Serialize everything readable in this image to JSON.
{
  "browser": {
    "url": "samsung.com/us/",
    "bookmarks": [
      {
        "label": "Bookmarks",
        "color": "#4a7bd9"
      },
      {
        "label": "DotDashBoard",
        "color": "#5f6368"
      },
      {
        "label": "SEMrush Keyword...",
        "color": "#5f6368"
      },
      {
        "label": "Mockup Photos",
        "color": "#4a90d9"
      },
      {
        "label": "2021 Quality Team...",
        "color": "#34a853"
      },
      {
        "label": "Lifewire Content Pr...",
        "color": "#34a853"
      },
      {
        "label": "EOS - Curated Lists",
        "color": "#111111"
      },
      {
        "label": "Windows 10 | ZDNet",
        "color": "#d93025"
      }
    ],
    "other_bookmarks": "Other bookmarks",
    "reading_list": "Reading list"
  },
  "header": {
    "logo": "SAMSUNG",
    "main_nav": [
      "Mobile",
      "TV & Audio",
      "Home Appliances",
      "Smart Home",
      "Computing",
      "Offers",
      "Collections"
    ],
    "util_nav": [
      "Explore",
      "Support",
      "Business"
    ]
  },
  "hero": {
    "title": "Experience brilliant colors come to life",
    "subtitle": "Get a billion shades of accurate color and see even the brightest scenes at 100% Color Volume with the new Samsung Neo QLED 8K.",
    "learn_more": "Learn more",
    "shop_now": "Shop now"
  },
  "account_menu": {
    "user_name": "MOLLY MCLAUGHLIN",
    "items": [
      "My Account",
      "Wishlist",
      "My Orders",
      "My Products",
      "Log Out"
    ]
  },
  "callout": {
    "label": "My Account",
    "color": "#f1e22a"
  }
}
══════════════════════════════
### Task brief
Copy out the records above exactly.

### Task response
Serialize everything readable in this image to JSON.
{
  "browser": {
    "url": "samsung.com/us/",
    "bookmarks": [
      {
        "label": "Bookmarks",
        "color": "#4a7bd9"
      },
      {
        "label": "DotDashBoard",
        "color": "#5f6368"
      },
      {
        "label": "SEMrush Keyword...",
        "color": "#5f6368"
      },
      {
        "label": "Mockup Photos",
        "color": "#4a90d9"
      },
      {
        "label": "2021 Quality Team...",
        "color": "#34a853"
      },
      {
        "label": "Lifewire Content Pr...",
        "color": "#34a853"
      },
      {
        "label": "EOS - Curated Lists",
        "color": "#111111"
      },
      {
        "label": "Windows 10 | ZDNet",
        "color": "#d93025"
      }
    ],
    "other_bookmarks": "Other bookmarks",
    "reading_list": "Reading list"
  },
  "header": {
    "logo": "SAMSUNG",
    "main_nav": [
      "Mobile",
      "TV & Audio",
      "Home Appliances",
      "Smart Home",
      "Computing",
      "Offers",
      "Collections"
    ],
    "util_nav": [
      "Explore",
      "Support",
      "Business"
    ]
  },
  "hero": {
    "title": "Experience brilliant colors come to life",
    "subtitle": "Get a billion shades of accurate color and see even the brightest scenes at 100% Color Volume with the new Samsung Neo QLED 8K.",
    "learn_more": "Learn more",
    "shop_now": "Shop now"
  },
  "account_menu": {
    "user_name": "MOLLY MCLAUGHLIN",
    "items": [
      "My Account",
      "Wishlist",
      "My Orders",
      "My Products",
      "Log Out"
    ]
  },
  "callout": {
    "label": "My Account",
    "color": "#f1e22a"
  }
}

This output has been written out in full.